At any given time there are two prices for an ETF – the price someone is willing to purchase the ETF (known as the bid) and the price that someone is willing to sell the ETF (known as the ask or offer price). When trading ETFs, it is useful to measure the difference between these two prices, which is called the bid-ask spread.
Stock exchanges can be considered ‘meeting points' for investors, where each investor considering a transaction is trying to maximize their value. Buyers of ETFs want to pay as little as possible, and sellers want the maximum price for their units when they sell on the exchange.
The reason spreads exist is because in an open market, buyers and sellers are trying to negotiate the best price possible. Once buyers and sellers agree on a price, a transaction takes place and ETF units change hands.
Typically, an ETF’s bid and ask prices will closely approximate the value of the underlying securities held by the ETF, but bid-ask spreads can differ depending on many factors, including:
1. Spreads on the underlying securities
As an ETF is really a basket of securities, the spread on the ETF will be a product of the spread on the underlying securities. Another way to say this is that liquidity of the ETF is a product of liquidity of the underlying asset class. As such, if the underlying securities themselves are very liquid, it stands to reason that the ETF should also be very liquid, and therefore have a small spread. An example of this would be large-cap U.S. stocks, which generally have high trading volumes and very narrow spreads.

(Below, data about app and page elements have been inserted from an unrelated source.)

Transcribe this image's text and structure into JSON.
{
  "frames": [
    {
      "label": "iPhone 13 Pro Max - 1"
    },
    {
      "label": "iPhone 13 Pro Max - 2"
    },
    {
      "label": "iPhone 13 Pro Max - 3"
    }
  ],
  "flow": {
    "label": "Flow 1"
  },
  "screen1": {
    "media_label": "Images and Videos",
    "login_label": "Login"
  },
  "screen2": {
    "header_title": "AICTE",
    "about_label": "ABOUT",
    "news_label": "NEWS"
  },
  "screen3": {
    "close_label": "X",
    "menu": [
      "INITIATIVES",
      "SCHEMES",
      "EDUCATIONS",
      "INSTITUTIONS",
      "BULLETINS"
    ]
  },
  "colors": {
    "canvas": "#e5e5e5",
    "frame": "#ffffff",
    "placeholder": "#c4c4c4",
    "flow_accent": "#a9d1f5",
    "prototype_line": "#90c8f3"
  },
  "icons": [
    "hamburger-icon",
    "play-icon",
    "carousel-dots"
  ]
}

On the other hand, asset classes that are not as liquid as large-cap U.S. stocks, such as small-cap Canadian stocks, will have wider spreads. This will also be reflected in the spreads on ETF units that represent that asset class.
2. Cost of assembling and trading
The cost of assembling and trading the basket of securities inside an ETF may impact the spread. For instance, if the ETF invests in foreign securities, there will be additional costs to convert Canadian dollars to the underlying currencies. An ETF that buys European dividend stocks first needs to buy Pounds Sterling, Euros, Swiss Francs, and so on.
Another example would be regulatory costs and taxes. In the United Kingdom for example, there is a 0.5% fee every time an investor buys a stock on a stock exchange, called a Stamp Duty. This cost would be reflected in the spread on any ETF associated with U.K. securities.
3. Trading volumes
When an investor is making a very large purchase of an ETF, for more than the amount of inventory the market maker has for sale, the market maker may need to create more ETF units by buying substantial amounts of the underlying securities. This may involve having to pay higher asking prices to fill the orders – often referred to as ‘market impact costs.’
4. Market risks
Bid-ask spreads can widen during times of heightened market risk or increased market volatility. If market makers are required to take extra steps to facilitate their trades during periods of volatility, spreads of the underlying securities may be wider, which will mean wider spreads on the ETF.
Trading risk can also arise during times when foreign markets are closed and Canadian markets are open. During American Thanksgiving for instance, U.S. equity ETFs continue to trade in Canada on the Toronto Stock Exchange, even though U.S. stock markets are closed for the holiday. Investors can still purchase a U.S. equity ETF, but market makers cannot buy more U.S. stocks in order to create units, nor can they monitor the underlying prices of those securities directly. As a result, spreads on U.S. equity ETFs may be wider on American Thanksgiving to compensate for that risk.